You might assume, since I’m talking about Good Friday, that I’m Christian, and that I’m here to talk about my faith. Actually, I’m not Christian, but I also believe that Easter is not irrelevant. Here’s another non-Christian writing about why Easter matters.

I’ve found it impossible to escape the fact that one of my favorite music composers, Johann Sebastian Bach, was not only Christian, but clearly imbued his music in some way or other with his deep faith. Two years ago, while listening to the opening chorus of his St. Matthew Passion, which was first performed on Good Friday in 1727, I also saw a thoughtful article by a Muslim, “Can non-Christians appreciate Bach’s St. Matthew Passion”. I’m not here to add to that debate, but to share one of the most moving pieces in the entire history of Western music, the aria “Erbarme dich” from the St. Matthew Passion. I hope you will check it out, whether you are Christian or not.

Read On →

Thoughts on never having read anything written by Gabriel García Márquez

So I heard that Gabriel García Márquez just died.

My immediate reaction was one of personal embarrassment.

Because I knew almost nothing about this famous writer. Now, that in itself is insignificant, since there is no shortage of famous writers or musicians or athletes or scientists whom I know nothing about.

But there’s a twist.

Read On →

RIP Cheo Feliciano: wonderful singer of salsa and bolero

Cheo Feliciano

I learned that Cheo Feliciano just died in a car accident at age 78.

Why I have been a fan of Cheo Feliciano

Born in Puerto Rico, he was one of my favorite singers of salsa and bolero when I was regularly doing Latin dancing and seeking out the best music out there. As a particular fan of bolero, I was drawn to his magnetic voice and style: rich, smooth, flexible. His singing always seemed so resonant and never harsh; in particular, as a learner of Spanish, I appreciated how easy it was to hear his words, because of his clear, conversational articulation even as he sang.

Check him out:

Read On →

The Chess Improver: Ten reasons my winning game turned into a loss

For The Chess Improver, I wrote “Ten reasons my winning game turned into a loss”.

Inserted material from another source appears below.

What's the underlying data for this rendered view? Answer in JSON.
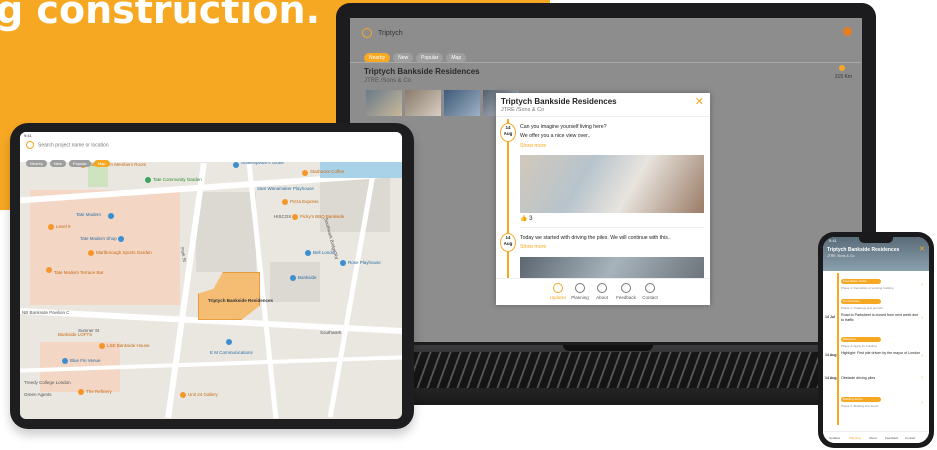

Charlie Chaplin, a daughter, a granddaughter: changing my perception of "Smile"

So today is the 125th birthday of Charlie Chaplin. I could assume that he needs no introduction, being one of the famous pioneers of film, but I have to confess that I have never myself actually watched the entirety of any of his films. I went through much of my life not knowing much about him at all, in fact, other than caricatures of his famous character “the little tramp”, which to me just seemed dated and weird, and therefore not of interest. So I never looked further into his films or his life: it was all just ancient history to me.

But two years ago, by chance, I learned more about him.

Read On →

A note on running in warm weather

I haven’t been running much at all in recent months; actually, I barely ran all winter, in contrast to last winter. Since it’s warmer now, I no longer have an excuse. I went out for a short run in Frick Park late in the afternoon, when it was warm and sunny, probably around 80 degrees F. I had a really tough time out there, going less than three miles before I turned around and started walking home. Read On →

Hiking again in Boyce-Mayview Park three months later

For the New Year in January, Abby and I went on a brisk winter hike through the Pittsburgh hiking meetup group in Boyce-Mayview Park, which was new to us at the time. We enjoyed the experience so much that we knew that we were going to return in the spring.

So on a warm and sunny afternoon (temperature rising beyond 70 degrees F), we went (by ourselves) to Boyce-Mayview Park to do some hiking. We ended up doing maybe eight miles. Obviously, things just looked different without the snow and ice, and with some vegetation and more active life forms.

Read On →

The Chess Improver: Development: doing it and disrupting it are sides of the same coin

For The Chess Improver, I wrote “Development: doing it and disrupting it are sides of the same coin”.